• **Provided material**
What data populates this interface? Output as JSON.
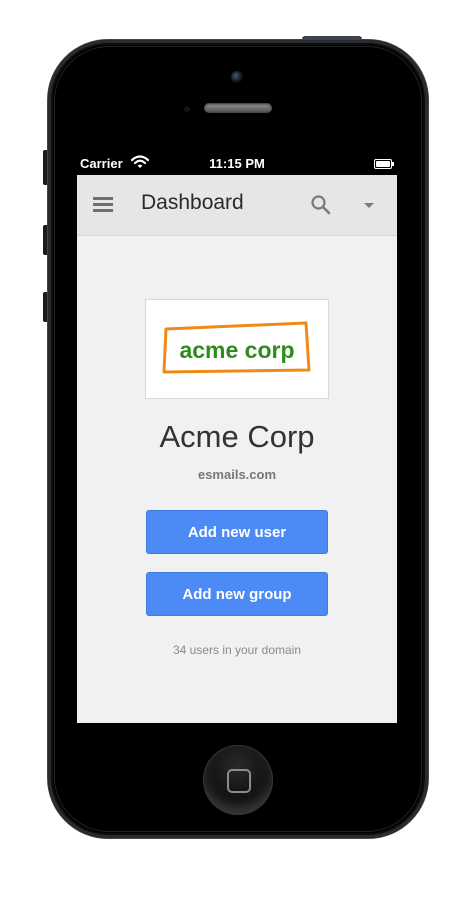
{
  "status_bar": {
    "carrier": "Carrier",
    "time": "11:15 PM",
    "wifi_icon": "wifi-icon",
    "battery_icon": "battery-icon"
  },
  "app_bar": {
    "title": "Dashboard",
    "menu_icon": "hamburger-menu-icon",
    "search_icon": "search-icon",
    "dropdown_icon": "caret-down-icon"
  },
  "organization": {
    "logo_text": "acme corp",
    "name": "Acme Corp",
    "domain": "esmails.com"
  },
  "actions": {
    "add_user_label": "Add new user",
    "add_group_label": "Add new group"
  },
  "summary": {
    "users_text": "34 users in your domain"
  },
  "colors": {
    "primary_button": "#4c8bf5",
    "logo_green": "#2e8b1e",
    "logo_orange": "#ef8a17",
    "app_bar": "#e6e6e6",
    "screen_background": "#f1f1f1"
  }
}
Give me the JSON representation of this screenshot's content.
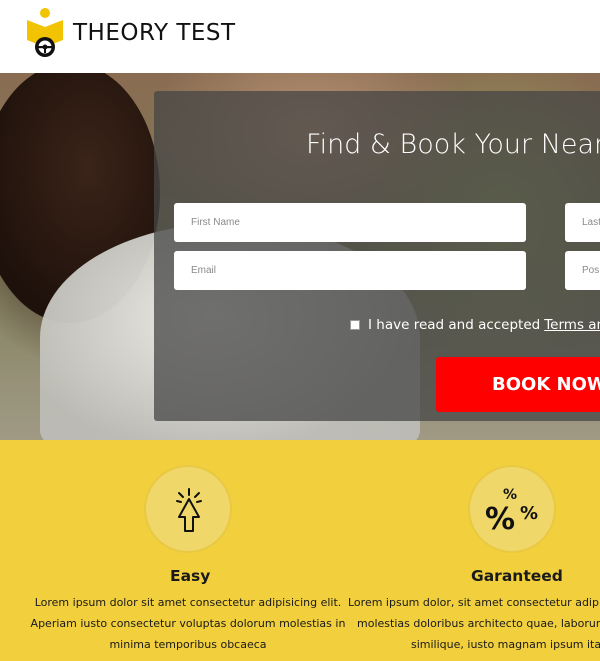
{
  "header": {
    "brand": "THEORY TEST",
    "brand_color": "#111111",
    "logo_icon": "book-steering-wheel-logo",
    "logo_color": "#f2c300"
  },
  "hero": {
    "title": "Find & Book Your Neare",
    "fields": {
      "first_name_placeholder": "First Name",
      "last_name_placeholder": "Last",
      "email_placeholder": "Email",
      "postcode_placeholder": "Pos"
    },
    "terms_text": "I have read and accepted",
    "terms_link": "Terms and",
    "book_button": "BOOK NOW!",
    "button_color": "#fe0000",
    "overlay_color": "#464646"
  },
  "features": [
    {
      "icon": "cursor-click-icon",
      "title": "Easy",
      "lines": [
        "Lorem ipsum dolor sit amet consectetur adipisicing elit.",
        "Aperiam iusto consectetur voluptas dolorum molestias in",
        "minima temporibus obcaeca"
      ]
    },
    {
      "icon": "percent-icon",
      "title": "Garanteed",
      "lines": [
        "Lorem ipsum dolor, sit amet consectetur adipisi",
        "molestias doloribus architecto quae, laborum r",
        "similique, iusto magnam ipsum itaq"
      ]
    }
  ],
  "features_bg": "#f1cf3d"
}
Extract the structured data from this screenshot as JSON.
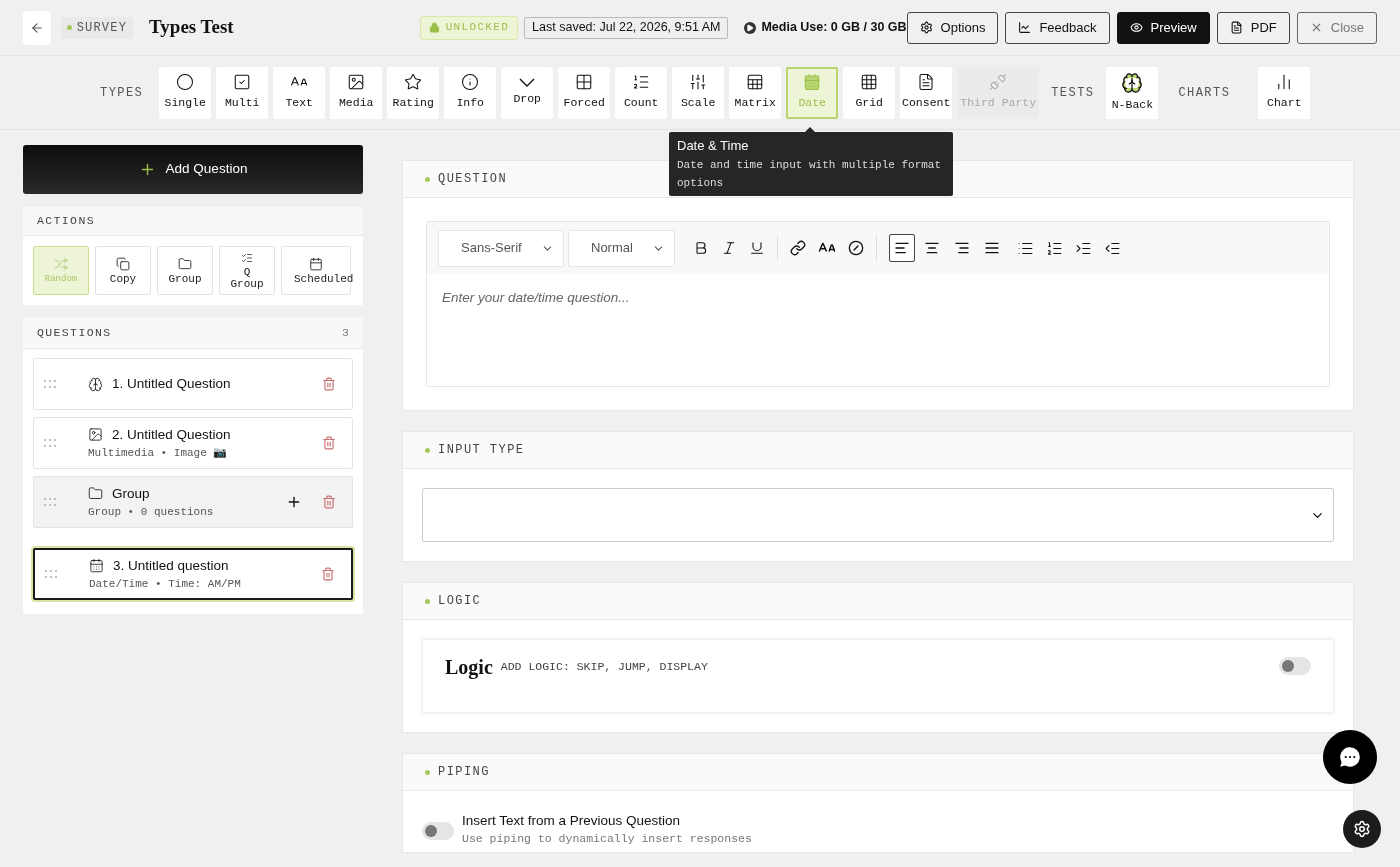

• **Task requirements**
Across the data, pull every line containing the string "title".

• **Response below**
    "title": "Dashboard",
    "title": "Find & Book Your Neare",
      "title": "Easy",
      "title": "Garanteed",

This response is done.